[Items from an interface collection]
================================
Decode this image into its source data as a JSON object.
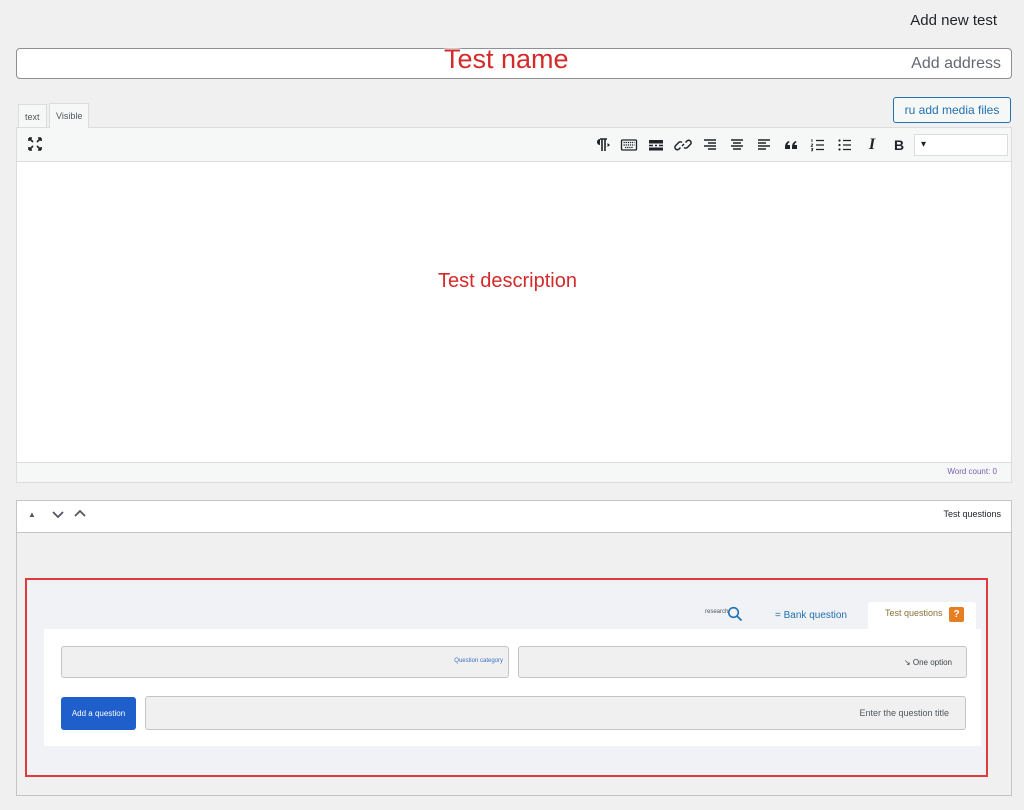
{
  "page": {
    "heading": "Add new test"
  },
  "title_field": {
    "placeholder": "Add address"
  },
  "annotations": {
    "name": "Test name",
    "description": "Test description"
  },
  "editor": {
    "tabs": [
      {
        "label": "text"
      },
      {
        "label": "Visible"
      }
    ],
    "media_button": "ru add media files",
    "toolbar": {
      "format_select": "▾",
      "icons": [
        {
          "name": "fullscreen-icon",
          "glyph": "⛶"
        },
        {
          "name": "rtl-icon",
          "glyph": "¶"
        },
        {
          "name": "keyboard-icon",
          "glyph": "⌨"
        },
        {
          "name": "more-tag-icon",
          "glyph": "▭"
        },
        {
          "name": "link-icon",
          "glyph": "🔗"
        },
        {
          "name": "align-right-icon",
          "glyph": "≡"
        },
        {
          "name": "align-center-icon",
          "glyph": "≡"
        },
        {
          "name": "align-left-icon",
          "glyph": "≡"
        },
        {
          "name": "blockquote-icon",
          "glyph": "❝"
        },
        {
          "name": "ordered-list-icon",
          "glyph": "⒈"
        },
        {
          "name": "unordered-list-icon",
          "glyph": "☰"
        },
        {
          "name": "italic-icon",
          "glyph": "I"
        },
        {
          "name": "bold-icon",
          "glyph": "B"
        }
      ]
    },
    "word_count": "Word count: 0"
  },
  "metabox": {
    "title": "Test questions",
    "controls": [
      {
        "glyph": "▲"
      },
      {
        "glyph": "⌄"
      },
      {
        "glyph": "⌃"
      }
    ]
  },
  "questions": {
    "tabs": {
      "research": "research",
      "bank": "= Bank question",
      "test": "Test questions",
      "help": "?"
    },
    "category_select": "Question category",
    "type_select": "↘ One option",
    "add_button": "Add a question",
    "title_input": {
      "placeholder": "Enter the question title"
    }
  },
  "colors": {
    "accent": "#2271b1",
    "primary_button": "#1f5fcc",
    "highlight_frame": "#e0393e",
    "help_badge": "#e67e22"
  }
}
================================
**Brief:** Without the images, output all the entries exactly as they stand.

**Expected output:**
Decode this image into its source data as a JSON object.
{
  "page": {
    "heading": "Add new test"
  },
  "title_field": {
    "placeholder": "Add address"
  },
  "annotations": {
    "name": "Test name",
    "description": "Test description"
  },
  "editor": {
    "tabs": [
      {
        "label": "text"
      },
      {
        "label": "Visible"
      }
    ],
    "media_button": "ru add media files",
    "toolbar": {
      "format_select": "▾",
      "icons": [
        {
          "name": "fullscreen-icon",
          "glyph": "⛶"
        },
        {
          "name": "rtl-icon",
          "glyph": "¶"
        },
        {
          "name": "keyboard-icon",
          "glyph": "⌨"
        },
        {
          "name": "more-tag-icon",
          "glyph": "▭"
        },
        {
          "name": "link-icon",
          "glyph": "🔗"
        },
        {
          "name": "align-right-icon",
          "glyph": "≡"
        },
        {
          "name": "align-center-icon",
          "glyph": "≡"
        },
        {
          "name": "align-left-icon",
          "glyph": "≡"
        },
        {
          "name": "blockquote-icon",
          "glyph": "❝"
        },
        {
          "name": "ordered-list-icon",
          "glyph": "⒈"
        },
        {
          "name": "unordered-list-icon",
          "glyph": "☰"
        },
        {
          "name": "italic-icon",
          "glyph": "I"
        },
        {
          "name": "bold-icon",
          "glyph": "B"
        }
      ]
    },
    "word_count": "Word count: 0"
  },
  "metabox": {
    "title": "Test questions",
    "controls": [
      {
        "glyph": "▲"
      },
      {
        "glyph": "⌄"
      },
      {
        "glyph": "⌃"
      }
    ]
  },
  "questions": {
    "tabs": {
      "research": "research",
      "bank": "= Bank question",
      "test": "Test questions",
      "help": "?"
    },
    "category_select": "Question category",
    "type_select": "↘ One option",
    "add_button": "Add a question",
    "title_input": {
      "placeholder": "Enter the question title"
    }
  },
  "colors": {
    "accent": "#2271b1",
    "primary_button": "#1f5fcc",
    "highlight_frame": "#e0393e",
    "help_badge": "#e67e22"
  }
}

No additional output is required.